___ Records for this task
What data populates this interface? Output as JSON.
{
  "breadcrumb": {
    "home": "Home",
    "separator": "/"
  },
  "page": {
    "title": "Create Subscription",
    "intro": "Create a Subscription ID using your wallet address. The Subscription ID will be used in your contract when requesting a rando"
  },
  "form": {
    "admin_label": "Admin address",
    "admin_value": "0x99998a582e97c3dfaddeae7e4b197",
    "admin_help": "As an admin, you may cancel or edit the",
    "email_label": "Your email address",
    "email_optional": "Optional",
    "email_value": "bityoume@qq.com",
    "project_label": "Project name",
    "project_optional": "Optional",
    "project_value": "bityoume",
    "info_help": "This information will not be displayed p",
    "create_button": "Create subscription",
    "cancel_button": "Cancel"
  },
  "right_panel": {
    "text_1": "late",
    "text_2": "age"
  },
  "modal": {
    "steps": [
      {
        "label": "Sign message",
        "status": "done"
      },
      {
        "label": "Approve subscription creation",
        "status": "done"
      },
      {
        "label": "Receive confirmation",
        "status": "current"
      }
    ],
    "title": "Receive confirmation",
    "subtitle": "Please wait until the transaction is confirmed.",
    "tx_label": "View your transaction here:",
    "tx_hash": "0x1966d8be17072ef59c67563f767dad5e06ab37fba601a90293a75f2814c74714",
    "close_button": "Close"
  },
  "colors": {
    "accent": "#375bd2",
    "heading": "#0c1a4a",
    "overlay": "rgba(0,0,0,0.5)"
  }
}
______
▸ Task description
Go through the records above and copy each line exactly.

▸ Exercise output
What data populates this interface? Output as JSON.
{
  "breadcrumb": {
    "home": "Home",
    "separator": "/"
  },
  "page": {
    "title": "Create Subscription",
    "intro": "Create a Subscription ID using your wallet address. The Subscription ID will be used in your contract when requesting a rando"
  },
  "form": {
    "admin_label": "Admin address",
    "admin_value": "0x99998a582e97c3dfaddeae7e4b197",
    "admin_help": "As an admin, you may cancel or edit the",
    "email_label": "Your email address",
    "email_optional": "Optional",
    "email_value": "bityoume@qq.com",
    "project_label": "Project name",
    "project_optional": "Optional",
    "project_value": "bityoume",
    "info_help": "This information will not be displayed p",
    "create_button": "Create subscription",
    "cancel_button": "Cancel"
  },
  "right_panel": {
    "text_1": "late",
    "text_2": "age"
  },
  "modal": {
    "steps": [
      {
        "label": "Sign message",
        "status": "done"
      },
      {
        "label": "Approve subscription creation",
        "status": "done"
      },
      {
        "label": "Receive confirmation",
        "status": "current"
      }
    ],
    "title": "Receive confirmation",
    "subtitle": "Please wait until the transaction is confirmed.",
    "tx_label": "View your transaction here:",
    "tx_hash": "0x1966d8be17072ef59c67563f767dad5e06ab37fba601a90293a75f2814c74714",
    "close_button": "Close"
  },
  "colors": {
    "accent": "#375bd2",
    "heading": "#0c1a4a",
    "overlay": "rgba(0,0,0,0.5)"
  }
}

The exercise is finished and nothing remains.